The Concord Consortium’s Teacher Ambassador program commemorates our 25th anniversary by recognizing 25 outstanding teachers who have included our digital inquiry resources into their STEM classrooms. We congratulate them on their innovation and creativity.
Ken Hawthorn, The Magellan International School, Austin, TX
Ken Hawthorn started his career as a prototyping engineer working with early stage companies to develop proof-of-concept technologies: localized surface plasmon resonance (LSPR) in biotech to long-range electric motorcycles. After volunteering in an afterschool program to help academically and socially at-risk students, he discovered that engineering has a lot in common with teaching.
“Teaching is the process of helping students become comfortable with connecting two or more seemingly disparate tools or systems in a creative way to neatly solve a problem,” he explains.
He learned about the Concord Consortium through a project based in our California office, Paper Mechatronics, which uses familiar materials and low-cost resources to enable students and teachers to build their own microcontrollers for use with servomotors, sensors, and switches.
“I was inspired by the partnership between Concord and Georgia Tech around the ATtiny85 chip,” he explains. (The ATtiny85 is a small, inexpensive microcontroller the size of your thumbnail that was developed for low-power applications. It’s one of many technologies PaperMechatronics utilizes.) Ken’s students will use it this year to develop $2 robots. “The work that has been done at Concord around the ATtiny85 has allowed my students to flourish when it comes to designing ultra low-cost projects.”
He loves to hear parents recap, somewhat incredulously, what their kids did in Mr. Hawthorn’s class today: pick a lock or make an electric fire starter, for example. “We study systems, we hack them, and we build machines that make us smile,” he says. “I take pride in the excited recounting my students do on the ride home with parents.”

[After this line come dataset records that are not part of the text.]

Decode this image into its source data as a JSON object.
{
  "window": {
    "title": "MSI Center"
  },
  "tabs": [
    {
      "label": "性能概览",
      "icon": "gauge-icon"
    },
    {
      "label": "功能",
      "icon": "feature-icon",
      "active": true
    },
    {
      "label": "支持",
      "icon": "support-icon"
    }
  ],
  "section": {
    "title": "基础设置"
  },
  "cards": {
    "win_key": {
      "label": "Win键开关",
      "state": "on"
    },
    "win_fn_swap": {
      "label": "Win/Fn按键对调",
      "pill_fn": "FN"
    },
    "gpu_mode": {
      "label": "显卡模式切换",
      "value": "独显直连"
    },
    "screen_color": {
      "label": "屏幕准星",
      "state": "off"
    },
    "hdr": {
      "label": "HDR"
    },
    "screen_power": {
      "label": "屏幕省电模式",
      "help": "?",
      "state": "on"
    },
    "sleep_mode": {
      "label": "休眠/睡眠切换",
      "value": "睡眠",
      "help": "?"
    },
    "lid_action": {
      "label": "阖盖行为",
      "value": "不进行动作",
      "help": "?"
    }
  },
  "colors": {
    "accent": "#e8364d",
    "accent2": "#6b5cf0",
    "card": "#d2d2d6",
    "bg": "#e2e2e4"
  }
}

Ken hopes the global maker movement and open-source hardware will encourage teachers who have not considered themselves makers “to drop their fear of coding and the naked circuit board.” His ideal maker space would be a room well supplied with simple tools and materials that students and teachers can use to develop projects of their own design. “The place should be a hub of contagious enthusiasm,” he says. “Local engineers should eye the place with envy.”
Favorite ice cream: Secret Breakfast at Humphry Slocombe in San Francisco